What’s also remarkable, is how well they each work as entertainment. How can two films be so programmatic in their narratives, so utterly unsurprising in their revelations (nothing about the doubling of Nina and her doppelganger, played by a strong Mila Kunis, could be called either subtle or unexpected) – and yet at the same time, be so gripping, and so finally moving as these?
There was a similar level of craft – and another young woman sliding into madness – in Tran Anh Hung’s long-awaited adaptation of Haruki Murakami’s “Norwegian Wood”. The production design was immaculate; Jonny Greenwood’s score was suitably anxious; and Mark Lee Ping-Bin’s cinematography established beyond question his equal mastery of digital and celluloid. (One long, high shot, of clouds casting a deep green valley into shadow, was worthy of Malick; another, of sunlight coming through a kitchen window, caressing a woman’s neck and shoulders, of Vermeer or Bonnard.) And one can never underestimate the elegance of Tran’s direction: both as a maker of exquisite images, and as a poet of melancholy, he is almost freakishly gifted.

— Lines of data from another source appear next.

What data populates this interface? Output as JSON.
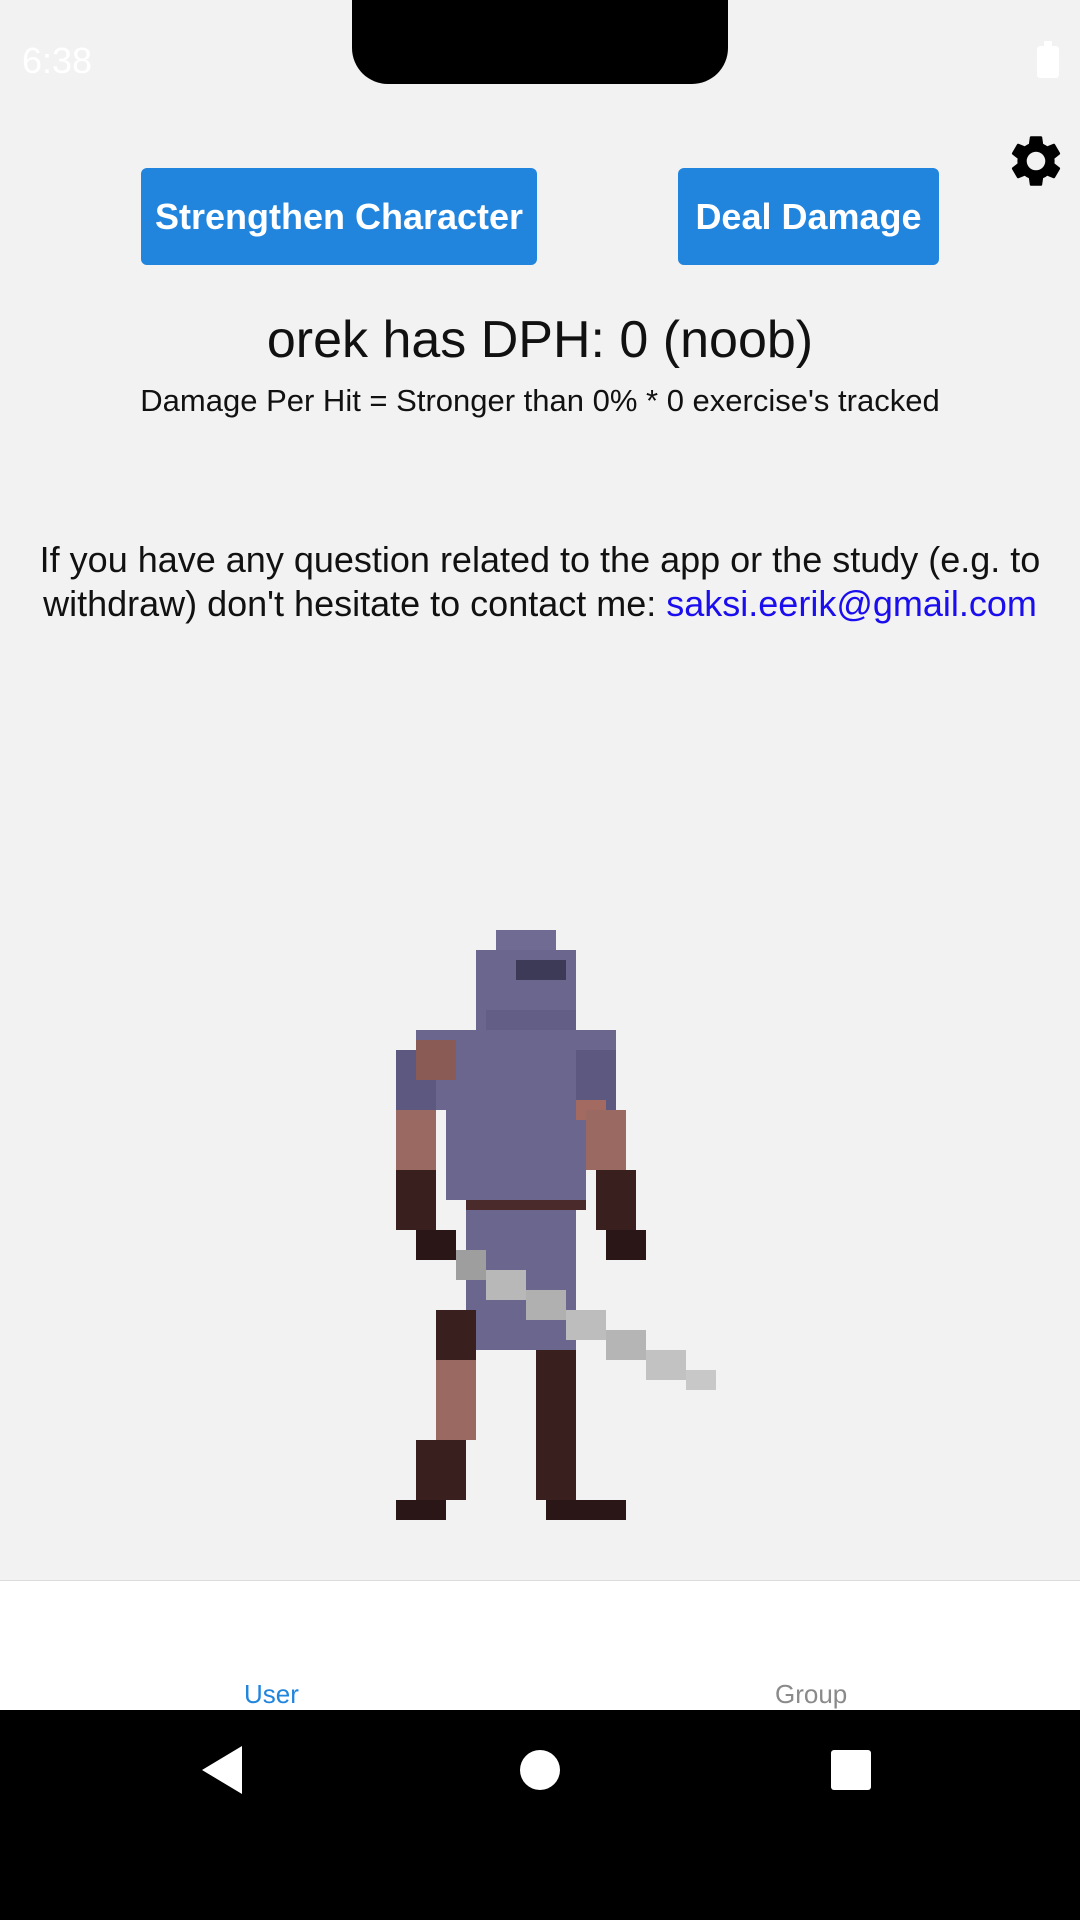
{
  "status_bar": {
    "time": "6:38",
    "battery_icon": "battery-full-icon"
  },
  "actions": {
    "strengthen_label": "Strengthen Character",
    "deal_damage_label": "Deal Damage",
    "settings_icon": "gear-icon"
  },
  "stats": {
    "title": "orek has DPH: 0 (noob)",
    "subtitle": "Damage Per Hit = Stronger than 0% * 0 exercise's tracked"
  },
  "contact": {
    "text": "If you have any question related to the app or the study (e.g. to withdraw) don't hesitate to contact me: ",
    "email": "saksi.eerik@gmail.com"
  },
  "character": {
    "sprite_name": "pixel-knight-sprite"
  },
  "tabs": [
    {
      "label": "User",
      "active": true
    },
    {
      "label": "Group",
      "active": false
    }
  ],
  "nav": {
    "back_icon": "back-triangle-icon",
    "home_icon": "home-circle-icon",
    "recents_icon": "recents-square-icon"
  },
  "colors": {
    "accent": "#2185de",
    "link": "#1a0dee",
    "background": "#f2f2f2"
  }
}
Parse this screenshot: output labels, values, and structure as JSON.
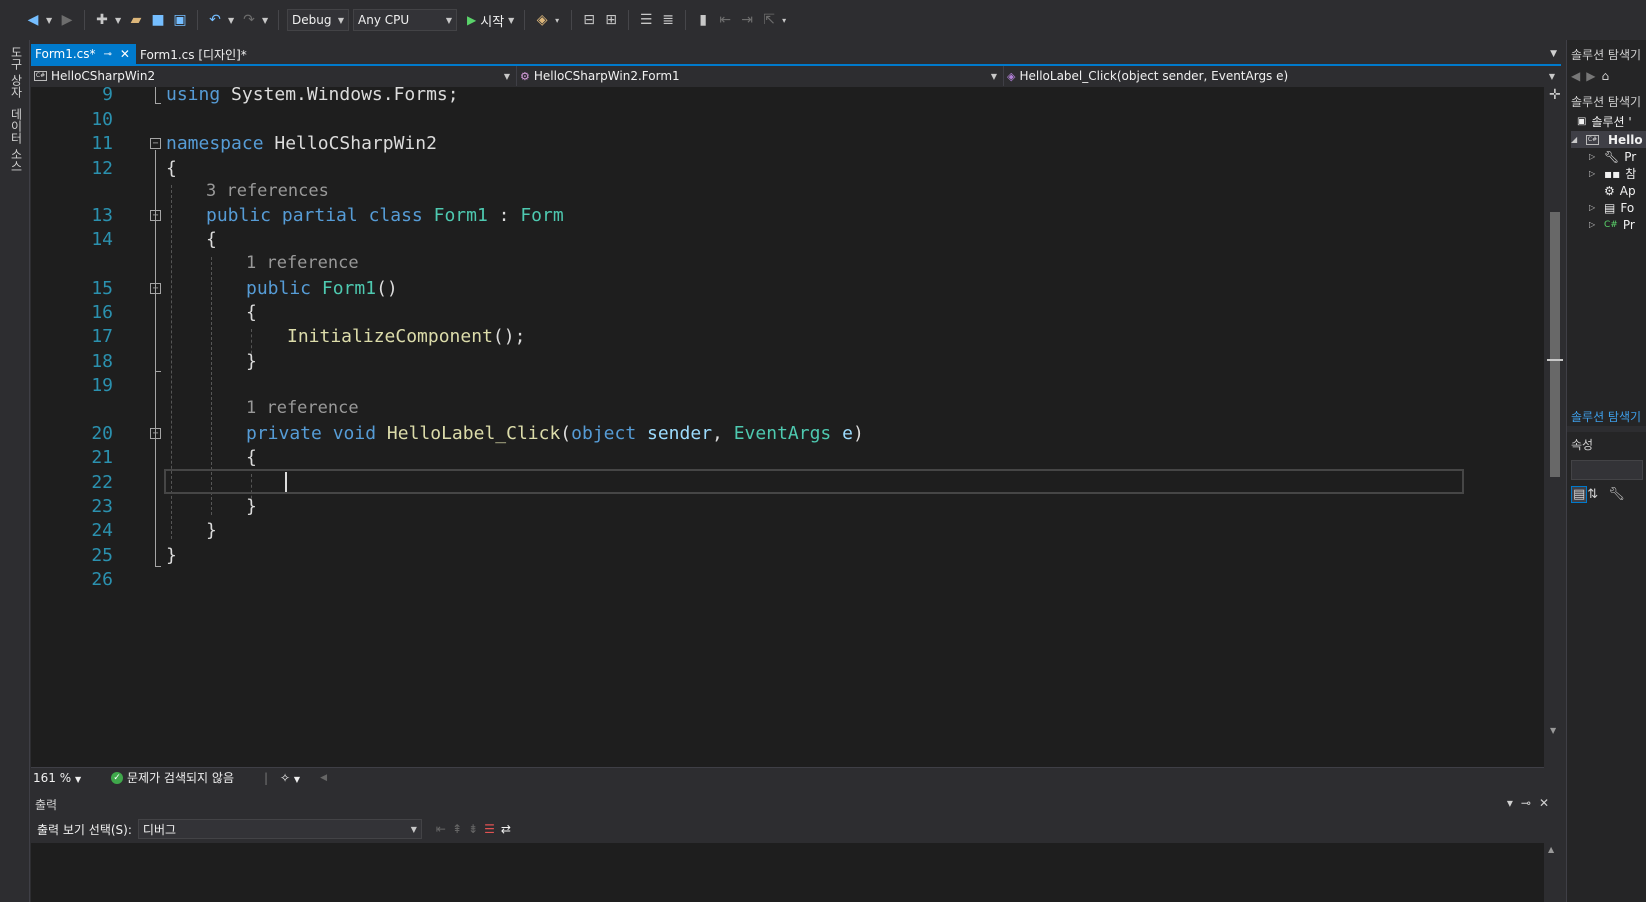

Why, then, did this feel so hollow? The problem resides, I think, in the source material. Of leading contemporary novelists, Murakami is one of the most wildly uneven, and despite its bestseller status, this novel very much falls among his Lesser Works. Without much of a story to tell, the energy and momentum of its first half-hour began to leak away. Scenes became almost comically attenuated, and silences grew deeper (it is, for the most part, an unnervingly quiet movie), until finally you were left with a beautifully mounted, dramatically inert study of some attractive young Japanese men and women rather too enamored of suicide, a 133-minute bummer.
Ironically, one of the only other Murakami adaptations to make it to the screen so far, Jun Ichikawa’s 2004 take on the short story “Tony Takitani” – while far less visually ravishing – provided a rather more acute and moving study of most of this novel’s concerns: bereavement, mourning, love and sexuality suspended by fate. And did so, furthermore, in a concise 75 minutes.
Briefer, but no better, was “The Clink of Ice”, the latest from veteran French provocateur Bertrand Blier. Essentially a stage piece, a two-hander transposed none too subtly to the screen, it was little more than a series of dialogues about life and death and art and – being Blier – sexual rapacity, between a bitter, alcoholic old novelist (Jean Dujardin), and a literal personification of the cancer (Albert Dupontel) that’s set to kill him in three months. Perhaps befitting this conceit, the film itself had a hollowed-out, convalescent quality, suggesting that the now 71-year-old filmmaker’s best work, from “Buffet Froid” (1979) through to “Un, Deux, Trois, Soleil” (1993), is now behind him. Alas.
[Editor’s Note: Due to a technical error the first several paragraphs were regretfully left out of this article when it was originally published. iW apologizes for the error.]